For years, the standard institutional 25 year lease, with 5 yearly upwards only rent reviews, dominated the real estate sector in the UK. Those days are gone. Risk exposure has gradually, but firmly, shifted from tenants to landlords and, in the retail sector, shopping malls and High Street units have seen lease lengths steadily drop to 15 years, then 10 years, and now 5 and 3 years are relatively common. Indeed, the retail sector now has the shortest average (unweighted) lease length in its history and of any sector. Larger retailers, in a strong market, are seen to prefer 10-year terms, to offset costly fit-outs, but with break clauses, again effectively transferring the risk to the landlord.
Our research is finding that tenants are driving a further change. Turnover rent clauses are expanding across the sector, from transport hubs such as airports and railway stations, via single-ownership retail parks and shopping malls, now into the High Street. The findings show that some national fashion and sports retailers insist on turnover rent clauses in lease negotiations, and have done so for a few years. Indeed, The Sunday Times reported in November 2019 that Sports Direct demands turnover-based rents for lease renewals and new lets.

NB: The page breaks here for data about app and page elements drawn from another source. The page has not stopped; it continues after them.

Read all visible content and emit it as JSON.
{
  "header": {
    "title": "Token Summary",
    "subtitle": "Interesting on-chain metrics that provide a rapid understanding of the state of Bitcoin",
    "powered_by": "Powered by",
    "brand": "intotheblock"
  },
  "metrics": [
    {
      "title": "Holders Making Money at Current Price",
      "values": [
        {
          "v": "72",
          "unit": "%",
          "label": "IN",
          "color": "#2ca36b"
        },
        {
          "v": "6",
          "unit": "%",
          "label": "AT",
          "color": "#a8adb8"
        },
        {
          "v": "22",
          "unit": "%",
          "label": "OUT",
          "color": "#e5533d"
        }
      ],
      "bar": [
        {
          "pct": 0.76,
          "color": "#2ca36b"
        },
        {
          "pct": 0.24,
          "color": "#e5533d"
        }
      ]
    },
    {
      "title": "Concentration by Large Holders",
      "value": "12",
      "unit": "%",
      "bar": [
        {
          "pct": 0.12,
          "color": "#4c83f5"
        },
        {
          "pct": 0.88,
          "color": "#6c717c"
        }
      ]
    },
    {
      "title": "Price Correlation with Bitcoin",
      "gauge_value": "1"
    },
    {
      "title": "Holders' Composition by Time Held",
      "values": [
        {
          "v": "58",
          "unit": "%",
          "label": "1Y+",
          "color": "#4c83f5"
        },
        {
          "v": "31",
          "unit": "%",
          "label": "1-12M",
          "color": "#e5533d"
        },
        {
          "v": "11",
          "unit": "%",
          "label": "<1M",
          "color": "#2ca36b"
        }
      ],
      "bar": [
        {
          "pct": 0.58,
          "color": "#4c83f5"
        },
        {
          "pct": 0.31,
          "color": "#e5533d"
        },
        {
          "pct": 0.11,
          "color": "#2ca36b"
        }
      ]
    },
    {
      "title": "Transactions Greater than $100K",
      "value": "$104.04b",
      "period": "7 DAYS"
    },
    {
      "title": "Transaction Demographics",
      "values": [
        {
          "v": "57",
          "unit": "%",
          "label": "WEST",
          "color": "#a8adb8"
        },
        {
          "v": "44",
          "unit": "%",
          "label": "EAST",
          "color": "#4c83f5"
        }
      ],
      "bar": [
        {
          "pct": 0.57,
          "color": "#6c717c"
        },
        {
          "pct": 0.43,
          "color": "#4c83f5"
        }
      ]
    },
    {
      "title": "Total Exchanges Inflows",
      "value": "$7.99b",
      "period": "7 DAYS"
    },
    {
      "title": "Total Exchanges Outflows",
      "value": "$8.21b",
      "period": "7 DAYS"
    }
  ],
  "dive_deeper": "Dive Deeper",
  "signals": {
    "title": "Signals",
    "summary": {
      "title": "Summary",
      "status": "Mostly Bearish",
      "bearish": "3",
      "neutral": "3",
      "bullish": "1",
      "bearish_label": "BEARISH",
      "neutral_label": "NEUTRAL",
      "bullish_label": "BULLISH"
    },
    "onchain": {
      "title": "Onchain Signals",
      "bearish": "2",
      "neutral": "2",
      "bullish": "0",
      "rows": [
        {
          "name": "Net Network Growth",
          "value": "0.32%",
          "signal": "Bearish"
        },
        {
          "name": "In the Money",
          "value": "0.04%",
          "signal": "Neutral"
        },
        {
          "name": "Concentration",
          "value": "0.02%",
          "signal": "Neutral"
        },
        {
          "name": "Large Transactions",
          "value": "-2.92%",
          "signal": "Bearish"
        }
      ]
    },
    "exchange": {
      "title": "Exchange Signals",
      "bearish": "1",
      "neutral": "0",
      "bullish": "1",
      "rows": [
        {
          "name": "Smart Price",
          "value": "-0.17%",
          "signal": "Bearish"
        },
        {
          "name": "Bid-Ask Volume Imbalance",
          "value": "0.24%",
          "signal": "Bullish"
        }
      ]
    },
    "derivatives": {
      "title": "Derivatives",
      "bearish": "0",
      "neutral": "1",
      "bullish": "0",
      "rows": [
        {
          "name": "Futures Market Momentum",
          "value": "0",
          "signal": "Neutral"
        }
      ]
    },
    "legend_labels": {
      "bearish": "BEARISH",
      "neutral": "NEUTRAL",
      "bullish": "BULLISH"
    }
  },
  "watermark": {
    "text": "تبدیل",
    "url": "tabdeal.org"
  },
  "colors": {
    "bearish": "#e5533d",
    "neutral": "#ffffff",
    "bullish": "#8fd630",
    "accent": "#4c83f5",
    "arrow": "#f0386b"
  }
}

These leases mean that, instead of paying a fixed rent determined by reference to the market, retailers are paying a proportion of that market rent, topped up by an amount that varies depending on sales turnover, often only when turnover exceeds a pre-agreed threshold. The way the rent is set can vary across leases and our findings reveal growth in turnover clauses prior to the current pandemic, including where the rent is based wholly on the tenant’s turnover. As reported in The Sunday Times, Sports Direct is paying turnover rents of up to 15 percent of store sales to secure full turnover-linked rents. Landlords cannot bear the entirety of risk, however. And nor can tenants. Additional clauses include break clauses for the landlord if tenants fail to reach a set turnover, and rental ceilings for tenants. Overall, a turnover rent clause can, should, and is, often used by both landlord and tenant, for mutual benefit, a motivator to increase both turnover and rental flows. For landlords of single-ownership centres, this can motivate optimising tenant mix, events, marketing and maintenance, for example. For owners of single units, this may include greater participation in TCM and similar schemes, in pursuit of the same – partnerships working. Not the ‘them and us’ of what must now be, surely, a bygone era. Instead, mutual gain. A sharing of risk. But, ultimately, far more risk for landlords than with the traditional institutional lease and less stable income stream than previously characterised in the market. This is a significant shift. A shift that requires landlords to be better informed about the operational needs and business planning of their tenants.
There are challenges with turnover leases. Some known and others emerging. The sharing of data does not sit well with all retailers and the expansion in turnover leases to High Street units will not be smooth. While automated systems are used within some single-owner shopping malls to record sales, estimates and periodic audit certificates are relied upon in others, meaning that trust between parties can be key. Furthermore, and emerging from interviews conducted in February and March by the REPAIR team, the issue of online sales is rising up the ladder of challenges. Some online sales will have their origins in a visit to a physical store but are not counted as sales from that unit, a leakage in the data. Click and Collect, and viewing and trying on inside a shop but purchasing online, are other examples where sales leak from a store’s turnover figures. Deductions from a store’s turnover due to the physical return of items bought online can represent double the leakage.
As yet, there is no standard way to deal with this issue, with a sizeable proportion of all online sales estimated to have touched a physical store at some point. Lease terms are up for negotiation. Negotiation depends, to an extent, on bargaining power. Landlords, faced with rising vacancies, are having to be flexible to accommodate the demands of tenants. Yet this is not without cost, as asset values are tumbling. The subsequent problems this causes were highlighted recently by the warning that Intu may go bust as it is now in breach of its covenant terms on its debt obligations. Hammerson, another high profile landlord, reported sustained losses that triggered a significant slump in its share price.
In the wake of COVID-19 the pressures on landlords to accept turnover leases will only intensify. Perhaps value retailers will remain ambivalent to the turnover model – a variation in the data collected before the pandemic took hold in the UK – but already there have been calls from key figures in comparison retailing to widen their use. The growing momentum behind the adoption of turnover rents needs the property industry to further adapt, however, the need for change does not preclude retailers. At the very least greater transparency is needed from both parties. A compromise, perhaps even standardisation, on accounting for online sales must also be found. Only then will a more even and fairer playing field be achievable.
 See the article ‘Mike Ashley pushes landlords to link rents to sales’, 17 November 2019, at https://www.thetimes.co.uk/article/mike-ashley-pushes-landlords-to-link-rents-to-sales-fs5r56cg8
 See the articles ‘Landlords told to face a new reality on rents’, 3 May 2020, at https://www.thetimes.co.uk/article/landlords-told-to-face-a-new-reality-on-rents-3zqc0csph